November 25, 2016
Guest blog post by John Dale Grover is a Young Voices Advocate and M.S. in Conflict Analysis Resolution candidate at George Mason University.
The election of Donald Trump does not bode well for embattled Ukrainian President Petro Poroshenko. Speaking to reporters, Poroshenko downplayed concerns that Trump is too cosy with Russia’s President Vladimir Putin, saying that Kiev had “no doubt” that Trump would continue to help Ukraine resist Russian aggression. Yet most indicators seem to point to the possibility of leaving Poroshenko completely out in the cold, with a new detente between Washington and Moscow that recognizes Putin’s interests in Ukraine.
During his candidacy, Trump consistently condemned Hillary Clinton’s foreign policy, including her hostility to Russia. Trump has also repeatedly praised Putin as a strong leader and said, “… [I]f we could have a good relationship with Russia and if Russia would help us get rid of ISIS, frankly as far as I’m concerned… that would be a positive thing, not a negative thing.” Thus unless Trump appoints a hawkish member of the establishment, such as George W. Bush’s former UN Ambassador John Bolton, he seems poised to reach an agreement with Russia in which both sides agree to respect their traditional spheres of influence.

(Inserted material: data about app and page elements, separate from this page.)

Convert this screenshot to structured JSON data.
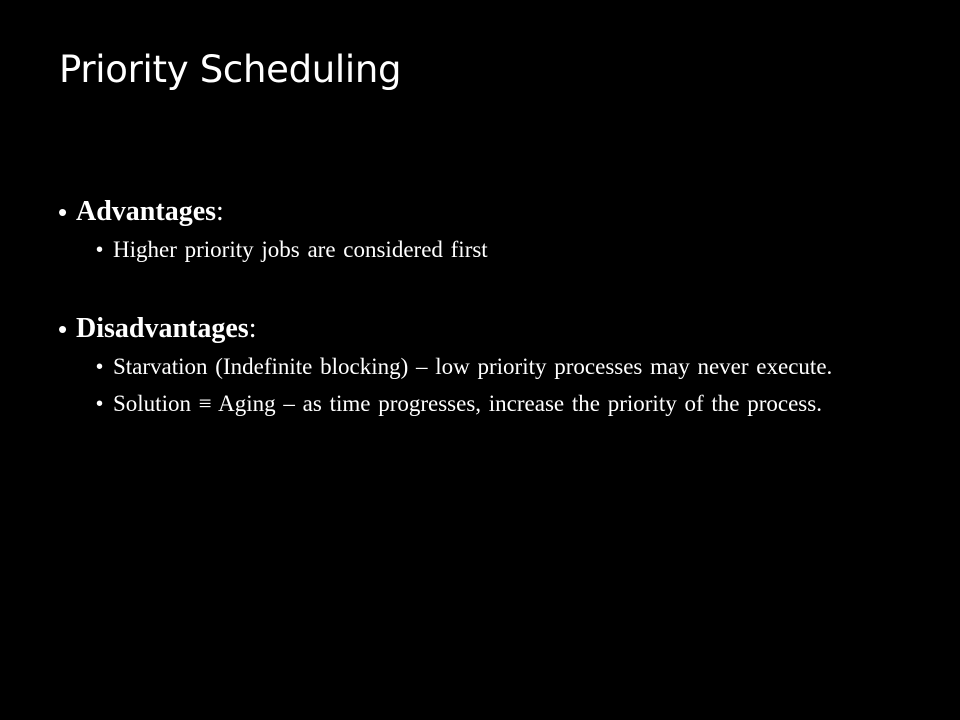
{
  "slide": {
    "title": "Priority Scheduling",
    "advantages": {
      "bullet": "•",
      "term": "Advantages",
      "suffix": ":",
      "items": [
        {
          "bullet": "•",
          "text": "Higher priority jobs are considered first"
        }
      ]
    },
    "disadvantages": {
      "bullet": "•",
      "term": "Disadvantages",
      "suffix": ":",
      "items": [
        {
          "bullet": "•",
          "text": "Starvation (Indefinite blocking) – low priority processes may never execute."
        },
        {
          "bullet": "•",
          "text": "Solution ≡ Aging – as time progresses, increase the priority of the process."
        }
      ]
    }
  },
  "colors": {
    "background": "#000000",
    "text": "#ffffff"
  }
}
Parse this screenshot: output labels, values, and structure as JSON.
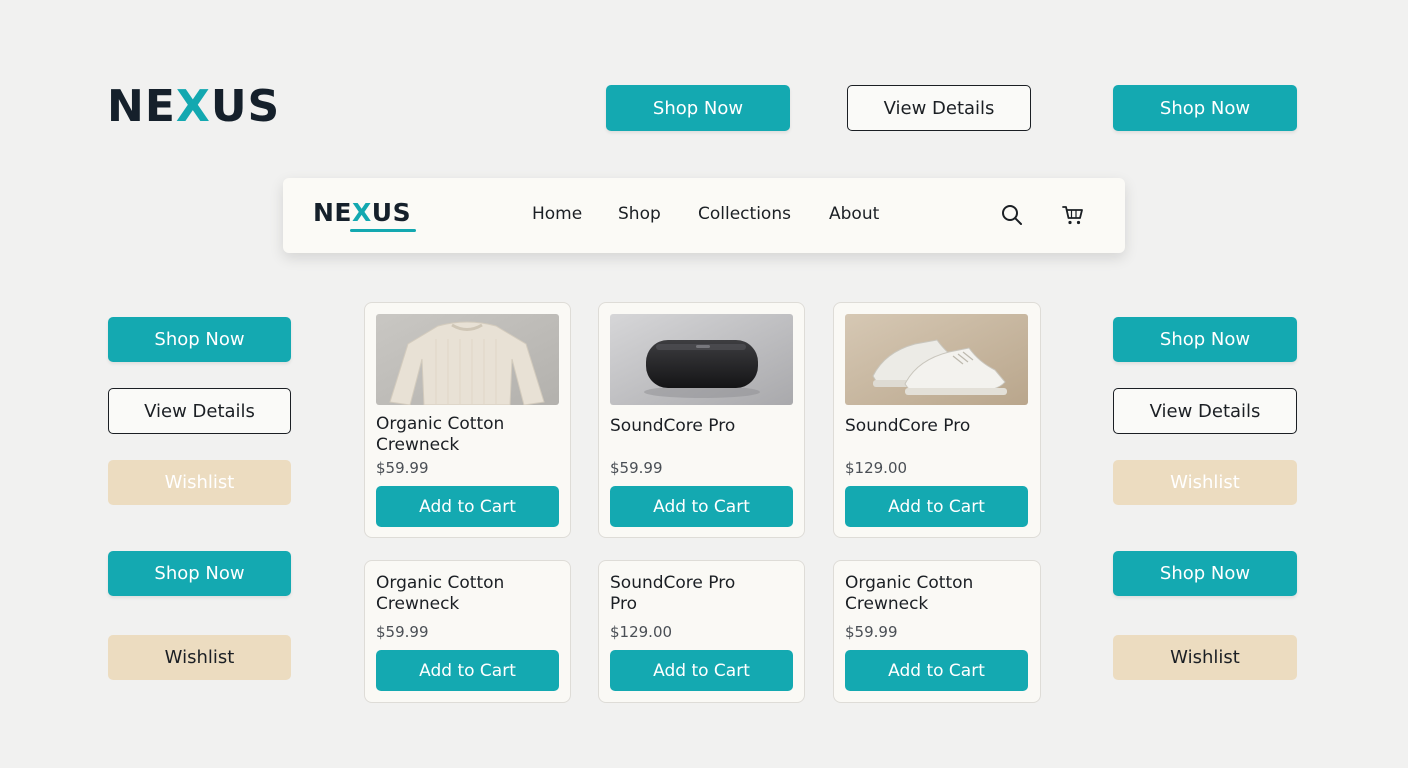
{
  "brand": {
    "logo_prefix": "NE",
    "logo_accent": "X",
    "logo_suffix": "US",
    "accent_color": "#14a9b1",
    "dark_color": "#15202b",
    "wishlist_color": "#ecdcc0"
  },
  "top_buttons": {
    "shop_now_1": "Shop Now",
    "view_details": "View Details",
    "shop_now_2": "Shop Now"
  },
  "nav": {
    "items": [
      "Home",
      "Shop",
      "Collections",
      "About"
    ],
    "search_icon": "search-icon",
    "cart_icon": "cart-icon"
  },
  "left_buttons": {
    "shop_now_1": "Shop Now",
    "view_details": "View Details",
    "wishlist_disabled": "Wishlist",
    "shop_now_2": "Shop Now",
    "wishlist": "Wishlist"
  },
  "right_buttons": {
    "shop_now_1": "Shop Now",
    "view_details": "View Details",
    "wishlist_disabled": "Wishlist",
    "shop_now_2": "Shop Now",
    "wishlist": "Wishlist"
  },
  "products": [
    {
      "name_line1": "Organic Cotton",
      "name_line2": "Crewneck",
      "price": "$59.99",
      "cta": "Add to Cart",
      "image": "sweater-image"
    },
    {
      "name_line1": "SoundCore Pro",
      "name_line2": "",
      "price": "$59.99",
      "cta": "Add to Cart",
      "image": "speaker-image"
    },
    {
      "name_line1": "SoundCore Pro",
      "name_line2": "",
      "price": "$129.00",
      "cta": "Add to Cart",
      "image": "sneakers-image"
    },
    {
      "name_line1": "Organic Cotton",
      "name_line2": "Crewneck",
      "price": "$59.99",
      "cta": "Add to Cart"
    },
    {
      "name_line1": "SoundCore Pro",
      "name_line2": "Pro",
      "price": "$129.00",
      "cta": "Add to Cart"
    },
    {
      "name_line1": "Organic Cotton",
      "name_line2": "Crewneck",
      "price": "$59.99",
      "cta": "Add to Cart"
    }
  ]
}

Already, Trump and Putin have had an official phone call to discuss improving relations. Toward this end Russian state TV has become less anti-American, and online propaganda sites like Sputnik News have written that Trump and Putin will come to a “gentlemen’s agreement regarding Eurasian politics.” This is bad for Poroshenko who cannot stand up to Russia on his own and who has no other allies since the European Union has repeatedly tried and failed to build its own unified military and foreign policy.
Although Trump is unpredictable, and it is difficult to know what policy he would pursue, there are several actions he is likely to take — and that Putin would reciprocate. These would include friendly overtures, removing sanctions, increased cooperation over fighting ISIS, and finally an understanding to ignore existing issues over Ukraine, Georgia, or the future of Syrian President Bashar al-Assad. Trump could also take such measures as keeping European troop levels where they are or reducing them. Additionally it is possible, and likely, that Trump would prevent Ukraine or Georgia from moving forward with their applications for North Atlantic Treaty Organization membership, even though the US and NATO promised them membership in 2008.
Further, if Trump wanted, there exist more radical options, including formally recognizing Crimea as Russian territory and deciding to abandon allies like the Baltic states to Putin’s designs. Trump has already said, “I’m going to take a look at [recognizing Crimea]. But you know the people of Crimea, from what I heard, would rather be with Russia than where they were.” Such actions would undoubtedly create massive instability while emboldening Moscow to further reconstruct its old empire.
Finally, Trump has also said that he would only defend those countries that “fulfilled their obligations to us” by spending more on their defence, a major departure from 50 years of traditional policy. This would play right into Putin’s hands because Russia does not want military forces or alliances commanded by rival great powers close to its borders. Thus ultimately, a Trump administration is likely to prove disastrous for Poroshenko and Ukraine. If Trump is bent on achieving a new detente based on accepting regional spheres of great power influence, Ukraine will become collateral damage and left to fend for itself. Long time Russia watchers recognize that the dangerous tendon must be turned down, but many of them fail to recognize that abandoning Ukraine, and at least a de facto acceptance of Russia’s annexation of Crimea, is the price.Blogactiv Team